OUR ULTIMATE COVID BOOKING GUARANTEE. FIND OUT MORE
Known historically by the name of Apolyont, Turkey’s Uluabat Lake is much more than a beautifully serene body of water surrounded by idyllic traditional villages. The lake is notable for its rich natural diversity, including many migratory birds, some of which are endangered.
Located around 40 kilometers (24.8 miles) west of Bursa on the road that leads to Izmir, the long and shallow Uluabat Lake is often visited in conjunction with the famous Gölyazı village. Once an ancient Greek settlement, dating back to the Roman era, the village is a popular place of exploration by travelers who enjoy experiencing authentic sights off the trodden touristic paths. There are also many other points of interest around the lake, including other traditional Turkish villages, the Issız Han (a historic Silk Road caravanserai-turned-hotel); striking archaeological sites such as the Neolithic settlement at Aktopraklık (one of the earliest examples of farming communities from around the 6th century BC); and Byzantine-era ruins on a few of the eight islands that surround the lake.
Of course, Uluabat is not only an important point for human history but also for animals, as it is part of the Wetlands National Protection Project. By 1998, the site was designated as a “living lake” by the Global Nature Fund and recognized by the Ramsar Convention on Wetlands of International Importance. All of this recognition is due to the lake’s positioning on an important European waterfowl migration route, which means that every year it is full of migratory waterfowl, including pelicans, ducks, storks, ibis, herons, terns, and egrets. However, one of the lake’s most important visitors is the endangered pygmy cormorant, a species of seabird that uses the lake to breed.

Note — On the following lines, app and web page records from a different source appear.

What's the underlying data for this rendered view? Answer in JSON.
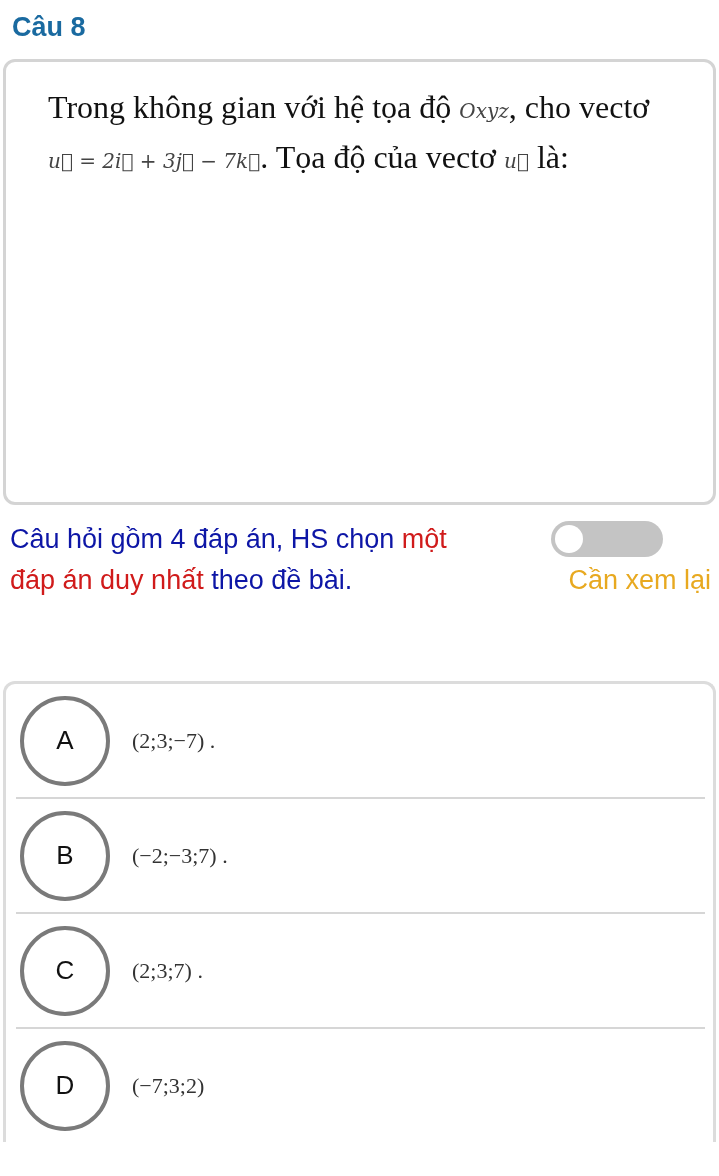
{
  "title": "Câu 8",
  "question": [
    {
      "kind": "text",
      "text": "Trong không gian với hệ tọa độ "
    },
    {
      "kind": "math",
      "text": "Oxyz"
    },
    {
      "kind": "text",
      "text": ", cho vectơ "
    },
    {
      "kind": "math",
      "text": "u⃗ = 2i⃗ + 3j⃗ − 7k⃗"
    },
    {
      "kind": "text",
      "text": ". Tọa độ của vectơ "
    },
    {
      "kind": "math",
      "text": "u⃗"
    },
    {
      "kind": "text",
      "text": " là:"
    }
  ],
  "instruction": [
    {
      "kind": "normal",
      "text": "Câu hỏi gồm 4 đáp án, HS chọn "
    },
    {
      "kind": "emphasis",
      "text": "một đáp án duy nhất"
    },
    {
      "kind": "normal",
      "text": " theo đề bài."
    }
  ],
  "review_toggle": {
    "on": false,
    "label": "Cần xem lại"
  },
  "options": [
    {
      "letter": "A",
      "text": "(2;3;−7) .",
      "selected": false
    },
    {
      "letter": "B",
      "text": "(−2;−3;7) .",
      "selected": false
    },
    {
      "letter": "C",
      "text": "(2;3;7) .",
      "selected": false
    },
    {
      "letter": "D",
      "text": "(−7;3;2)",
      "selected": false
    }
  ]
}
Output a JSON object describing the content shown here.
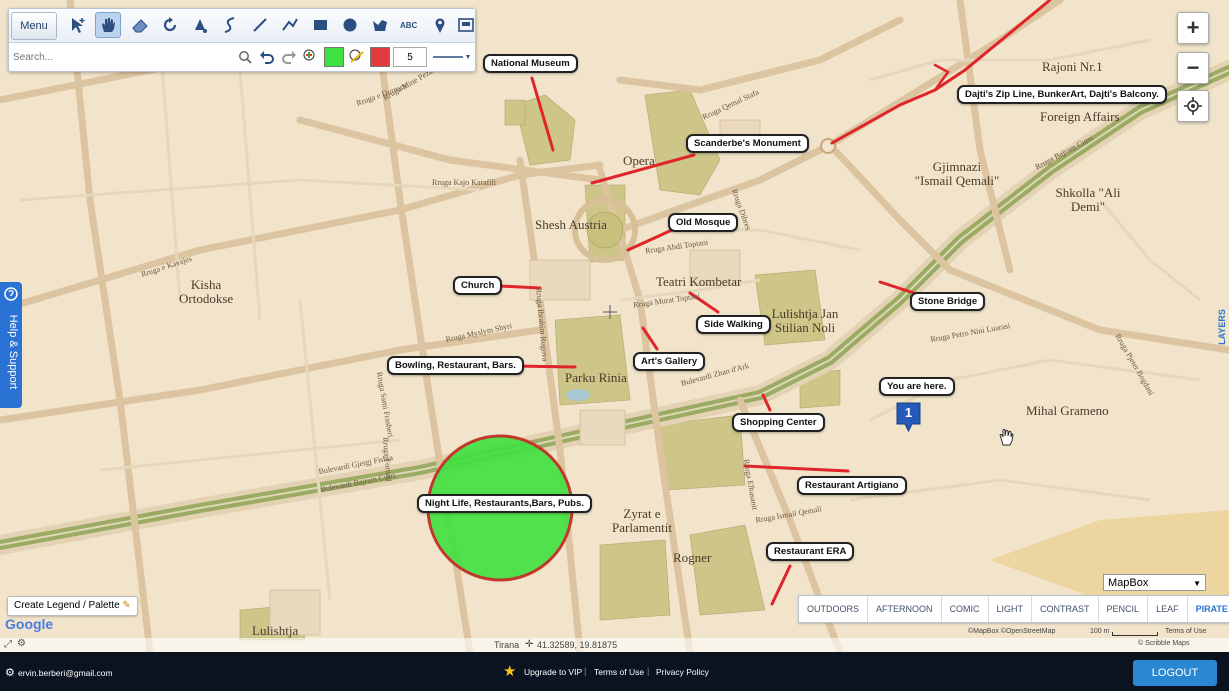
{
  "toolbar": {
    "menu_label": "Menu",
    "tools": [
      "select-icon",
      "pan-hand-icon",
      "eraser-icon",
      "rotate-icon",
      "fill-icon",
      "freehand-icon",
      "line-icon",
      "polyline-icon",
      "rectangle-icon",
      "circle-icon",
      "polygon-icon",
      "text-icon",
      "marker-icon",
      "image-icon"
    ],
    "search_placeholder": "Search...",
    "line_width": "5"
  },
  "map": {
    "districts": [
      "Kisha\nOrtodokse",
      "Parku Rinia",
      "Shesh Austria",
      "Teatri Kombetar",
      "Lulishtja Jan\nStilian Noli",
      "Mihal Grameno",
      "Gjimnazi\n\"Ismail Qemali\"",
      "Shkolla \"Ali\nDemi\"",
      "Rajoni Nr.1",
      "Foreign Affairs",
      "Opera",
      "Zyrat e\nParlamentit",
      "Rogner",
      "Lulishtja"
    ],
    "streets": [
      "Rruga e Durresit",
      "Rruga e Kavajes",
      "Rruga Mine Peza",
      "Rruga Fortuzi",
      "Rruga Sami Frasheri",
      "Bulevardi Zhan d'Ark",
      "Bulevardi Bajram Curri",
      "Bulevardi Gjergj Fishta",
      "Rruga Ibrahim Rugova",
      "Rruga Murat Toptani",
      "Rruga Abdi Toptani",
      "Rruga Dibres",
      "Rruga Elbasanit",
      "Rruga Petro Nini Luarasi",
      "Rruga Ismail Qemali",
      "Rruga Pjeter Bogdani",
      "Rruga Qemal Stafa",
      "Rruga Kajo Karafili",
      "Rruga Myslym Shyri",
      "Rruga Bajram Curri"
    ],
    "callouts": [
      "National Museum",
      "Scanderbe's Monument",
      "Dajti's Zip Line, BunkerArt, Dajti's Balcony.",
      "Old Mosque",
      "Church",
      "Stone Bridge",
      "Side Walking",
      "Art's Gallery",
      "Bowling, Restaurant, Bars.",
      "You are here.",
      "Shopping Center",
      "Restaurant Artigiano",
      "Night Life, Restaurants,Bars, Pubs.",
      "Restaurant ERA"
    ],
    "marker_number": "1",
    "circle_color": "#3fe03f",
    "route_color": "#e0252a"
  },
  "controls": {
    "zoom_in": "+",
    "zoom_out": "−",
    "help_label": "Help & Support",
    "layers_label": "LAYERS",
    "legend_button": "Create Legend / Palette",
    "provider_select": "MapBox",
    "styles": [
      "OUTDOORS",
      "AFTERNOON",
      "COMIC",
      "LIGHT",
      "CONTRAST",
      "PENCIL",
      "LEAF",
      "PIRATE"
    ],
    "selected_style": "PIRATE"
  },
  "map_footer": {
    "google": "Google",
    "location": "Tirana",
    "coords": "41.32589, 19.81875",
    "attribution": "©MapBox ©OpenStreetMap",
    "scale": "100 m",
    "terms": "Terms of Use",
    "brand": "© Scribble Maps"
  },
  "bottom_bar": {
    "email": "ervin.berberi@gmail.com",
    "upgrade": "Upgrade to VIP",
    "terms": "Terms of Use",
    "privacy": "Privacy Policy",
    "logout": "LOGOUT"
  }
}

In terms of numbers, the lake has a protected area that spans 199 square kilometers (76.8 square miles) with 310 species of waterfowl, 109 species of nesting birds, and 21 fish species. Up to 1,000 of endangered pygmy cormorants winter in the area, as well as 136 Dalmatian pelicans, 42,500 common pochards, 13,600 tufted ducks, and 321,550 Eurasian coots. Around 300 pairs of pygmy cormorants, 30 pairs of squacco herons, and 75 pairs of spoonbills also nest in areas around the lake, while 25 pairs of little egrets and 10 pairs of glossy ibis were also seen around the region.
The fish species (including carp, pike, catfish, chub, and herring) that inhabit the lake are also an important factor for locals who sell the fish in the lakeside village markets. All in all, Ulabat is a great day trip from Bursa, where you can discover traditional villages and historic ruins and observe the rich life of this very special lake.